*Directions for this task*
Whenever a line in the data contains "Timecode", show that line.
═══ Source data
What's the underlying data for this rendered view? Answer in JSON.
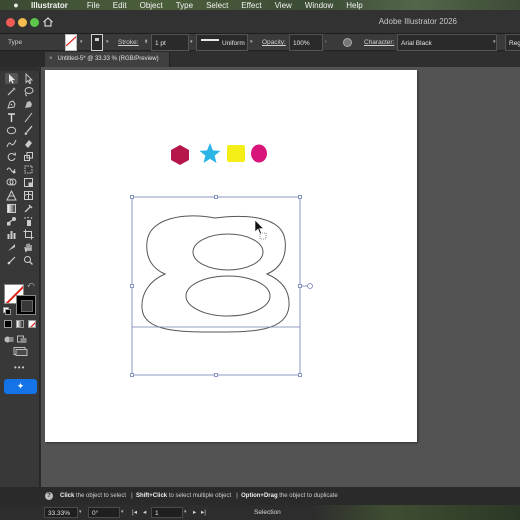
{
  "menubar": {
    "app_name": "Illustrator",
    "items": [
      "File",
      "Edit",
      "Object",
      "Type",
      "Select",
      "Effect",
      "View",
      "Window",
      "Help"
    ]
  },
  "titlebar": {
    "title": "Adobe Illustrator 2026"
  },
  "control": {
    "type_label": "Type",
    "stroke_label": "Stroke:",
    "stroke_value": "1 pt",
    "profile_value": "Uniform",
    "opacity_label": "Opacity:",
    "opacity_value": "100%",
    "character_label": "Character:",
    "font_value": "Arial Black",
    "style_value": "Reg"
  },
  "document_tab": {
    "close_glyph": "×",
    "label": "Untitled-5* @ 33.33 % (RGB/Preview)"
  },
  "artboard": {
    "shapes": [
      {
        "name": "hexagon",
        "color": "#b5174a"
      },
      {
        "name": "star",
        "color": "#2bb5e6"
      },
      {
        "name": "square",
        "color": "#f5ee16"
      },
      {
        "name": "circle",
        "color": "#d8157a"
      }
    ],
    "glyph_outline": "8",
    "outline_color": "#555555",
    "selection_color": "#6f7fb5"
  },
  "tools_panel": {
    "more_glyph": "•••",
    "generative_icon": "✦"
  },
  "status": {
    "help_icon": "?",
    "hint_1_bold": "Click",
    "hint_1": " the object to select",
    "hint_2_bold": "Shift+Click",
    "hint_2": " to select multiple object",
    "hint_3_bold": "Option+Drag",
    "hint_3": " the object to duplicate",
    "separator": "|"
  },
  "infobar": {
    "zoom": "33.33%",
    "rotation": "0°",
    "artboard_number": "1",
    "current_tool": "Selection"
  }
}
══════
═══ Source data
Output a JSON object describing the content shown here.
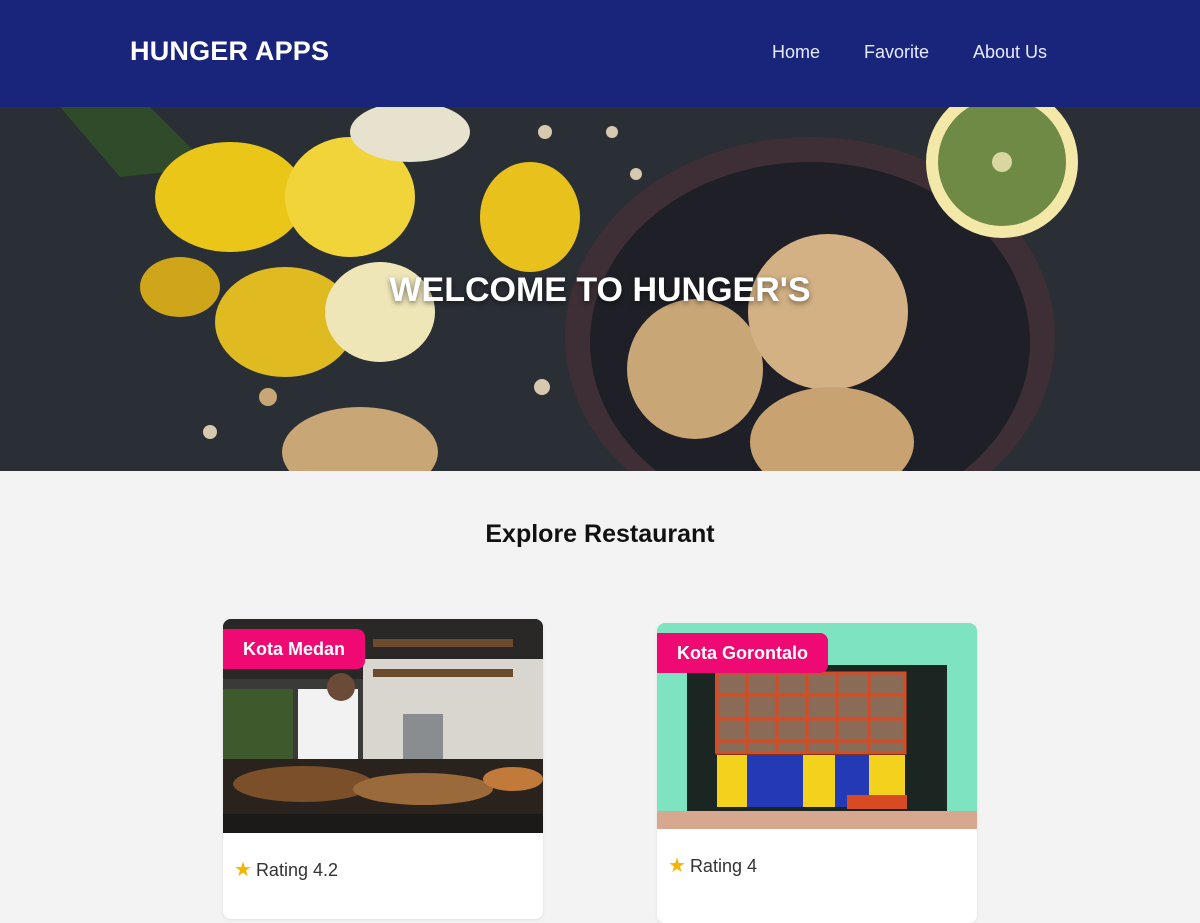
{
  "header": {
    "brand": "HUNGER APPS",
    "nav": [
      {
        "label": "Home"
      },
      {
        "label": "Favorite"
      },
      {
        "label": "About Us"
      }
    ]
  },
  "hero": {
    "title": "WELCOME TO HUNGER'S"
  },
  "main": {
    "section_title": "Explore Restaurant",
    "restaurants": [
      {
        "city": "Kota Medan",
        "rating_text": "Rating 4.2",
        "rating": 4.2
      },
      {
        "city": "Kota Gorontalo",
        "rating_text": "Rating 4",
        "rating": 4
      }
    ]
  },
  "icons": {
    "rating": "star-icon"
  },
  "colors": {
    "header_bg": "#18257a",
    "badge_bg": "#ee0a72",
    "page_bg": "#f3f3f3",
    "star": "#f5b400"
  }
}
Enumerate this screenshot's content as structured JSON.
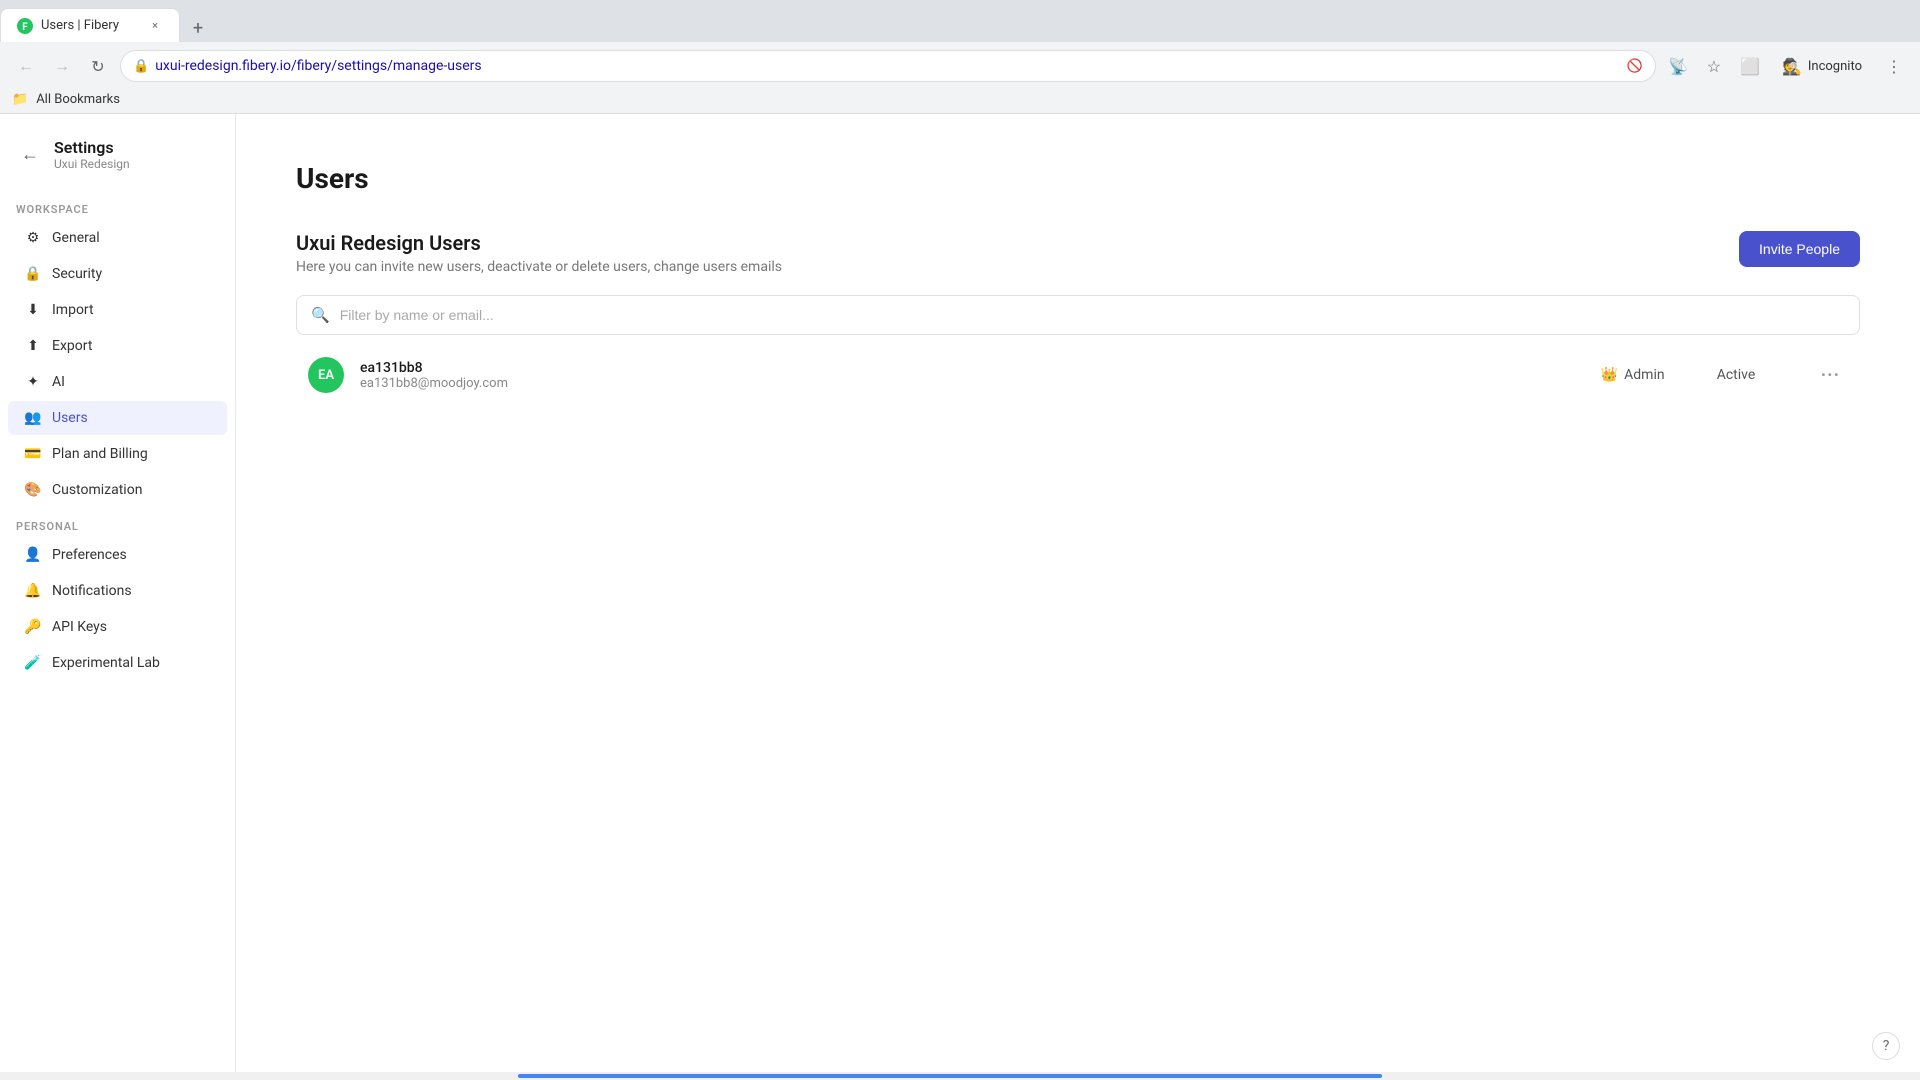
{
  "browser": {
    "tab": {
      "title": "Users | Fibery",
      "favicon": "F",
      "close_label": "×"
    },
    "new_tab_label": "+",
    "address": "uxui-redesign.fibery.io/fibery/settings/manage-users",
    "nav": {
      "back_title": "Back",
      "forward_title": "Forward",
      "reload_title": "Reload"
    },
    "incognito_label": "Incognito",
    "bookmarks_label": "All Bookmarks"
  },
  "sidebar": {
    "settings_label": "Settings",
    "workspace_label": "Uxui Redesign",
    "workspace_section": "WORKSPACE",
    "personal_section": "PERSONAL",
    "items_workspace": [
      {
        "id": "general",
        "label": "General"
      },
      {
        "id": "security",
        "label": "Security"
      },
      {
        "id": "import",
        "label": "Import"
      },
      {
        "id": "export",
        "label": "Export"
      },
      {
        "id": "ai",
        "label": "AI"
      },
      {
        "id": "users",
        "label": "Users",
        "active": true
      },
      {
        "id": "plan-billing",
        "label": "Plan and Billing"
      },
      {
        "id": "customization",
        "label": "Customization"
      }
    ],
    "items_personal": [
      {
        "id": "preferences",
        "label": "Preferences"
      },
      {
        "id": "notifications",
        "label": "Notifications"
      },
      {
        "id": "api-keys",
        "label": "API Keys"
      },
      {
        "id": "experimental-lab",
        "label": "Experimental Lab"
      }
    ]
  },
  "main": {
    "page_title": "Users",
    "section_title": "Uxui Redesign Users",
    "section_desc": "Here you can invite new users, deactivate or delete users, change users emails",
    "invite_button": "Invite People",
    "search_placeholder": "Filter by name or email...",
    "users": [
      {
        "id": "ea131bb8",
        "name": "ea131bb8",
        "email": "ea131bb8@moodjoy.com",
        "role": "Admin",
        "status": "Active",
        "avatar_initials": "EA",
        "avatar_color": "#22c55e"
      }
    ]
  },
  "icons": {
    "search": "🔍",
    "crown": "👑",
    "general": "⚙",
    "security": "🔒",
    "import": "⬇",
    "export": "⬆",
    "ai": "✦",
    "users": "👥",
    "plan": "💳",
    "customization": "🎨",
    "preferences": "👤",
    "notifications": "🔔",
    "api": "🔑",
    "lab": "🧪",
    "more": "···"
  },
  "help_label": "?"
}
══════
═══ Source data
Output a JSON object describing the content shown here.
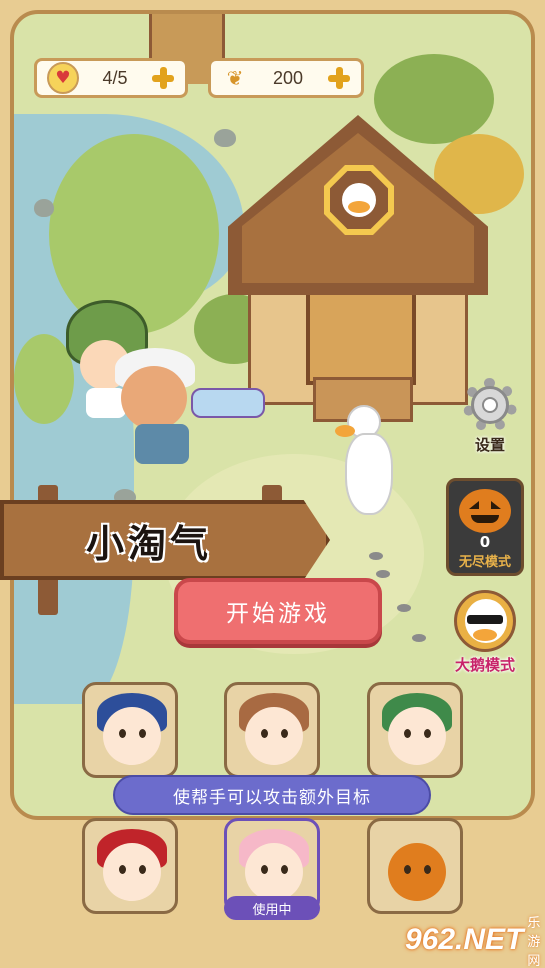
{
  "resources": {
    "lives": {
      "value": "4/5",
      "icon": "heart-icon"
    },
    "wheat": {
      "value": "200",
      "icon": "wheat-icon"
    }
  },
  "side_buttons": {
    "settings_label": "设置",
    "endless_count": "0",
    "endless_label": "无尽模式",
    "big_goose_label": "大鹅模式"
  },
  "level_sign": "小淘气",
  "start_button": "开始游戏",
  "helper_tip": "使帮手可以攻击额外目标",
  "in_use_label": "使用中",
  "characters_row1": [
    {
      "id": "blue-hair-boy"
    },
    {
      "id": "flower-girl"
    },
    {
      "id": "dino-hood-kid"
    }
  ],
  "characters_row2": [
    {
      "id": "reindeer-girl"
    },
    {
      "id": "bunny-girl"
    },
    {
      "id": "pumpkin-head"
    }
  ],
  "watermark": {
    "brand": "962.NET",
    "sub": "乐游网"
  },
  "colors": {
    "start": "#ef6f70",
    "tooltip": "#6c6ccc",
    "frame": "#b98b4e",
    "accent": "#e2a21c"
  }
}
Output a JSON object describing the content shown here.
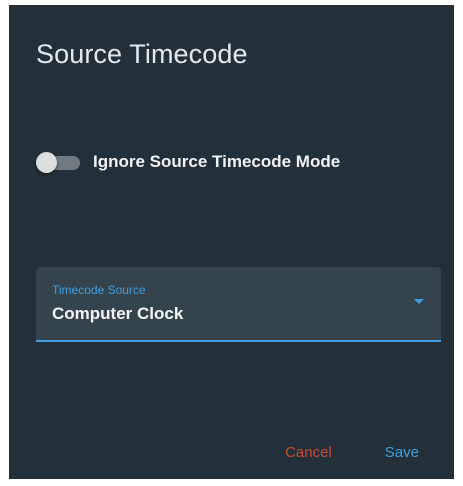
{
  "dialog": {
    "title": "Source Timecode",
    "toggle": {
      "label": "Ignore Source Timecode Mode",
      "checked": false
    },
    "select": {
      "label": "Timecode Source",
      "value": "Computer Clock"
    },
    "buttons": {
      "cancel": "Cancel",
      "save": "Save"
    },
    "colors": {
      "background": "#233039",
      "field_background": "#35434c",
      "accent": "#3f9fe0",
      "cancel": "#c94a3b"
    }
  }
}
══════
*Your solution*
    "title": "Source Timecode",
      "label": "Ignore Source Timecode Mode",
      "label": "Timecode Source",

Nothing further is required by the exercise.